How Sustainable is NYFW?
By: Namra Khan
The much-awaited report: Sustainability by Design: Rethinking New York Fashion Week was just released by the Council of Fashion Designers of America and Boston Consulting Group highlighting the environmental impacts of New York Fashion Week.
The impact study-which consists of a 56-page long document that outlines the key environmental impacts as well as how the industry can reduce its footprint is a huge step in the right direction for one of the world’s most polluting industries. From lighting to transportation, public relations, to set design here are some key findings from the report:
It comes with little to no surprise, but transportation tends to make up the bulk of carbon emissions: models, designers, and fashion professionals using air travel produce about 37,830 and 44,520 metric tons of carbon dioxide per season. Sample creation for the collection as well as the production of the set and decor are next in line for greenhouse gas emissions.
CFDA and BCG’s suggestions for solving this? For transportation, it suggests ride-sharing, public transportation, and the use of carbon offsetting agencies. For sample creation for the collections, it suggests NY-based production, renewable energy production, and limiting rush orders that ultimately increase the waste and energy consumption of garments.

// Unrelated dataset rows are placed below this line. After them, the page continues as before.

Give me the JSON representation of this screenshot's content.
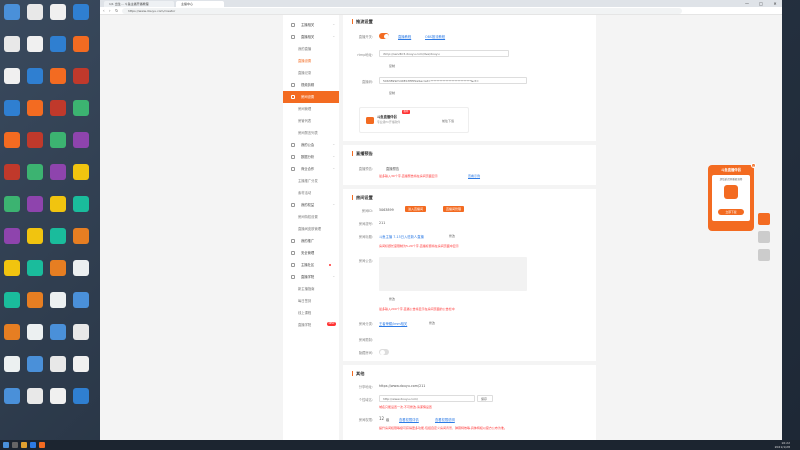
{
  "browser": {
    "tabs": [
      "1/1 出生... 斗鱼主播开播教程",
      "主播中心"
    ],
    "url": "https://www.douyu.com/creator",
    "controls": {
      "minimize": "—",
      "maximize": "□",
      "close": "✕"
    }
  },
  "sidebar": {
    "items": [
      {
        "type": "group",
        "label": "主播相关",
        "arrow": "^"
      },
      {
        "type": "group",
        "label": "直播相关",
        "arrow": "^"
      },
      {
        "type": "sub",
        "label": "我的直播"
      },
      {
        "type": "sub",
        "label": "直播设置",
        "highlight": true
      },
      {
        "type": "sub",
        "label": "直播记录"
      },
      {
        "type": "group",
        "label": "视频剪辑"
      },
      {
        "type": "group",
        "label": "房间设置",
        "active": true
      },
      {
        "type": "sub",
        "label": "房间管理"
      },
      {
        "type": "sub",
        "label": "房管列表"
      },
      {
        "type": "sub",
        "label": "房间禁言列表"
      },
      {
        "type": "group",
        "label": "我的公会",
        "arrow": "^"
      },
      {
        "type": "group",
        "label": "数据分析",
        "arrow": "^"
      },
      {
        "type": "group",
        "label": "商业合作",
        "arrow": "^"
      },
      {
        "type": "sub",
        "label": "主播推广分发"
      },
      {
        "type": "sub",
        "label": "素材活动"
      },
      {
        "type": "group",
        "label": "我的权益",
        "arrow": "^"
      },
      {
        "type": "sub",
        "label": "房间特权设置"
      },
      {
        "type": "sub",
        "label": "直播间皮肤管理"
      },
      {
        "type": "group",
        "label": "我的推广"
      },
      {
        "type": "group",
        "label": "安全管理"
      },
      {
        "type": "group",
        "label": "主播社区",
        "dot": true
      },
      {
        "type": "group",
        "label": "直播学院",
        "arrow": "^"
      },
      {
        "type": "sub",
        "label": "新主播指南"
      },
      {
        "type": "sub",
        "label": "每日签到"
      },
      {
        "type": "sub",
        "label": "线上课程"
      },
      {
        "type": "sub",
        "label": "直播学院",
        "badge": "NEW"
      }
    ]
  },
  "main": {
    "push": {
      "title": "推流设置",
      "toggle_label": "直播开关:",
      "link1": "直播教程",
      "link2": "OBS推流教程",
      "rtmp_label": "rtmp地址:",
      "rtmp_value": "rtmp://sendtc3.douyu.com/live/douyu",
      "copy1": "复制",
      "code_label": "直播码:",
      "code_value": "5063899rhOXEb7EEPkeSecret=***************************&ct=",
      "copy2": "复制",
      "tool_title": "斗鱼直播伴侣",
      "tool_sub": "专业级PC开播软件",
      "tool_download": "前往下载",
      "tool_badge": "推荐"
    },
    "notice": {
      "title": "直播预告",
      "label": "直播预告:",
      "value": "直播预告",
      "warn": "最多输入30个字,直播预告将在房间页面显示",
      "link": "查看示例"
    },
    "room": {
      "title": "房间设置",
      "id_label": "房间ID:",
      "id_value": "5063899",
      "btn1": "进入直播间",
      "btn2": "直播间管理",
      "num_label": "房间靓号:",
      "num_value": "211",
      "name_label": "房间标题:",
      "name_value": "斗鱼主播 7-15日入驻新人直播",
      "name_edit": "修改",
      "name_warn": "房间标题长度限制为5-20个字,直播标题将在房间页面中显示",
      "intro_label": "房间公告:",
      "intro_edit": "修改",
      "intro_warn": "最多输入200个字,直播公告将显示在房间页面的公告栏中",
      "cat_label": "房间分类:",
      "cat_value": "王者荣耀/lmm相关",
      "cat_edit": "修改",
      "limit_label": "房间限制:",
      "hide_label": "隐藏房间:"
    },
    "other": {
      "title": "其他",
      "share_label": "分享地址:",
      "share_value": "https://www.douyu.com/211",
      "domain_label": "个性域名:",
      "domain_value": "http://www.douyu.com/",
      "domain_save": "保存",
      "domain_warn": "域名只能设置一次,不可修改,请谨慎设置",
      "level_label": "房间权限:",
      "level_value": "12",
      "level_unit": "级",
      "level_link1": "查看权限详情",
      "level_link2": "查看权限说明",
      "level_warn": "提升房间权限等级可获得更多功能,包括自定义房间背景、弹幕特效等,具体特权以官方公布为准。"
    }
  },
  "ad": {
    "title": "斗鱼直播伴侣",
    "sub": "超低延迟开播更流畅",
    "btn": "立即下载"
  },
  "taskbar": {
    "time": "16:22",
    "date": "2021/1/28"
  },
  "colors": {
    "accent": "#f36b21",
    "link": "#2d7be5",
    "warn": "#ff3333"
  }
}
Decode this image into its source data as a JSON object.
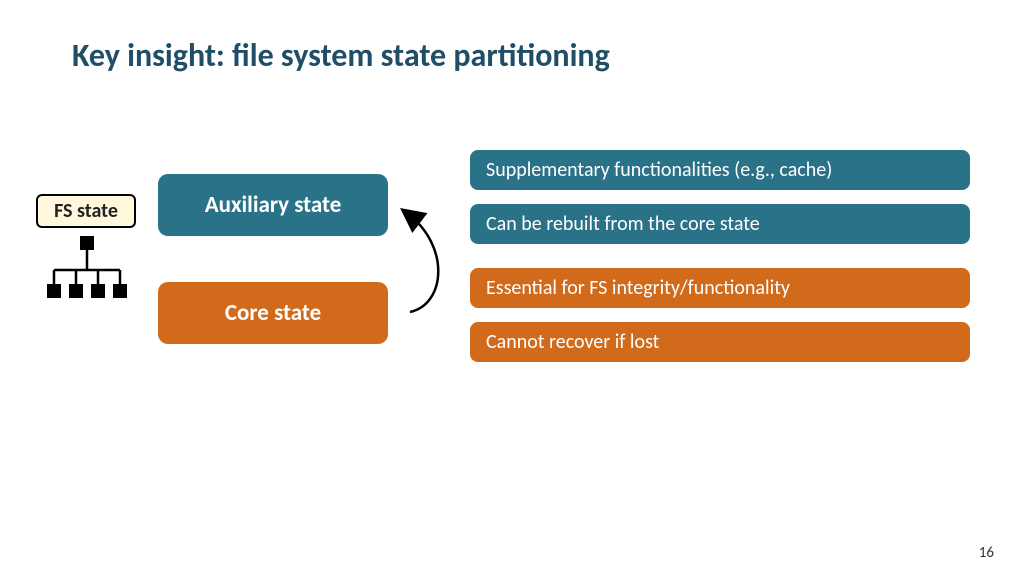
{
  "title": "Key insight: file system state partitioning",
  "fs_label": "FS state",
  "states": {
    "auxiliary": {
      "label": "Auxiliary state"
    },
    "core": {
      "label": "Core state"
    }
  },
  "bars": {
    "aux1": "Supplementary functionalities (e.g., cache)",
    "aux2": "Can be rebuilt from the core state",
    "core1": "Essential for FS integrity/functionality",
    "core2": "Cannot recover if lost"
  },
  "page_number": "16",
  "colors": {
    "teal": "#2a7288",
    "orange": "#d16a1a",
    "title": "#1f4e66"
  }
}
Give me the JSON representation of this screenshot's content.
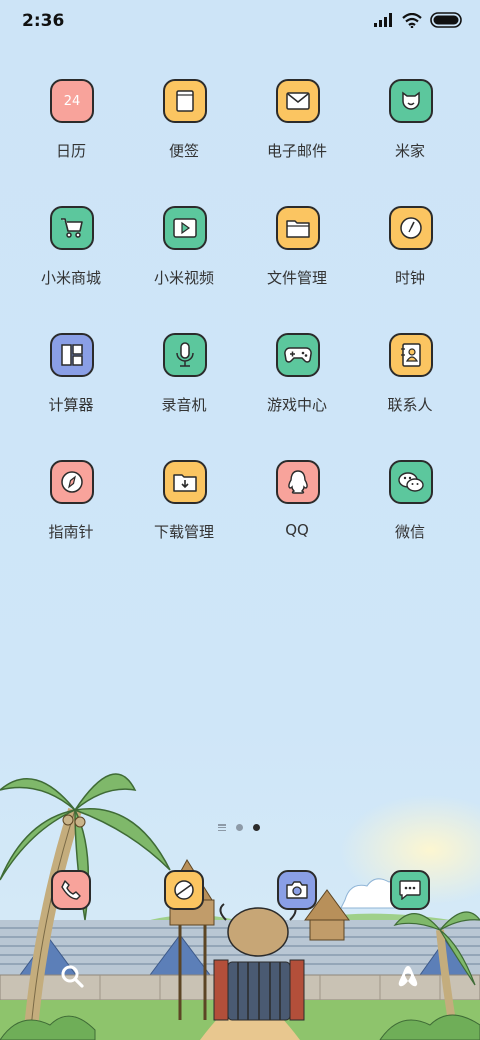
{
  "status_bar": {
    "time": "2:36",
    "icons": [
      "signal-icon",
      "wifi-icon",
      "battery-icon"
    ]
  },
  "apps": [
    {
      "label": "日历",
      "icon": "calendar-icon",
      "color": "#f8a39b",
      "badge": "24"
    },
    {
      "label": "便签",
      "icon": "notes-icon",
      "color": "#fbc561"
    },
    {
      "label": "电子邮件",
      "icon": "mail-icon",
      "color": "#fbc561"
    },
    {
      "label": "米家",
      "icon": "mijia-icon",
      "color": "#5cc79d"
    },
    {
      "label": "小米商城",
      "icon": "shopping-cart-icon",
      "color": "#5cc79d"
    },
    {
      "label": "小米视频",
      "icon": "video-play-icon",
      "color": "#5cc79d"
    },
    {
      "label": "文件管理",
      "icon": "folder-icon",
      "color": "#fbc561"
    },
    {
      "label": "时钟",
      "icon": "clock-icon",
      "color": "#fbc561"
    },
    {
      "label": "计算器",
      "icon": "calculator-icon",
      "color": "#8a9fe6"
    },
    {
      "label": "录音机",
      "icon": "microphone-icon",
      "color": "#5cc79d"
    },
    {
      "label": "游戏中心",
      "icon": "gamepad-icon",
      "color": "#5cc79d"
    },
    {
      "label": "联系人",
      "icon": "contacts-icon",
      "color": "#fbc561"
    },
    {
      "label": "指南针",
      "icon": "compass-icon",
      "color": "#f8a39b"
    },
    {
      "label": "下载管理",
      "icon": "download-folder-icon",
      "color": "#fbc561"
    },
    {
      "label": "QQ",
      "icon": "qq-icon",
      "color": "#f8a39b"
    },
    {
      "label": "微信",
      "icon": "wechat-icon",
      "color": "#5cc79d"
    }
  ],
  "page_indicator": {
    "pages": 3,
    "current": 3
  },
  "dock": [
    {
      "icon": "phone-icon",
      "color": "#f8a39b"
    },
    {
      "icon": "browser-icon",
      "color": "#fbc561"
    },
    {
      "icon": "camera-icon",
      "color": "#8a9fe6"
    },
    {
      "icon": "messages-icon",
      "color": "#5cc79d"
    }
  ],
  "bottom_icons": [
    "search-icon",
    "airbnb-icon"
  ]
}
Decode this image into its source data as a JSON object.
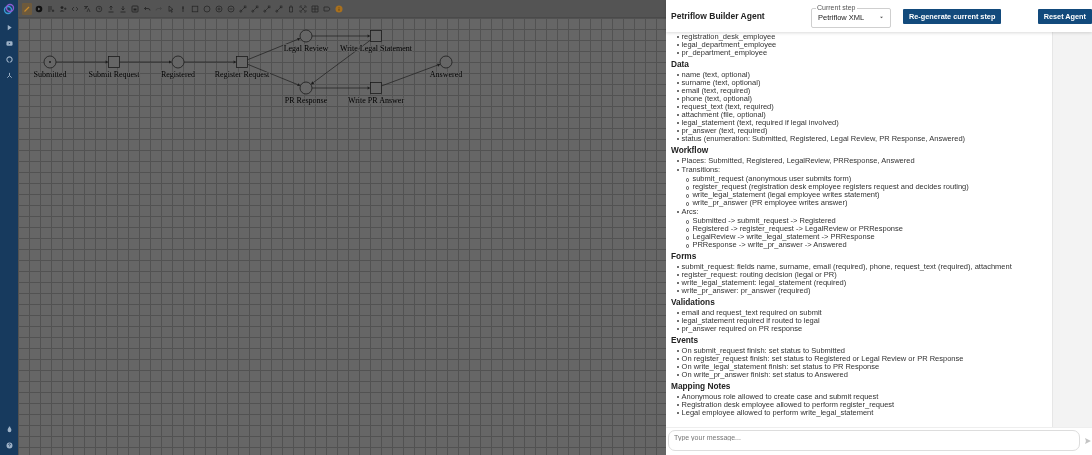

The report also suggests reusing samples post-show, using reusable hangers and packaging (rather than plastic garment bags), and donating unused materials. For production, suggestions like using LED lighting, low carbon generators, local and organic catering, and reusable props are proposed.
The report also highlighted eco-friendly resources NYFW designers could use including organizations like Fab Scrap to collect waste sample fabric, the CFDA’s Sustainability Resource Hub which offers sustainable strategies toolkits, and the United Nations Office for Partnerships which helps build public-private partnerships to advance the UN’s sustainable development goals.
Although it was discovered that NYFW generates 40,000-48,000 tons of Co2 emissions, only a small percentage of 1.2 billion tons generated by the global fashion industry, this report provides a foundation for widespread change. Brands like Gucci and Gabriella Hearst are trailblazers for trying to reduce their impacts while other brands still fail to take responsibility.
A particularly regressive attitude from the CEO of LVMH holds true to this: when a protester holding the sign “we are all fashion victims” crashed the Dior runway show, the CEO claimed, “I don’t think we’re destroying the planet…there are industries that pollute much more.” This attitude needs to change, if all fashion brands don’t take responsibility and lead by example, the climate crisis will wreak havoc on communities (particularly communities of color) and the environment.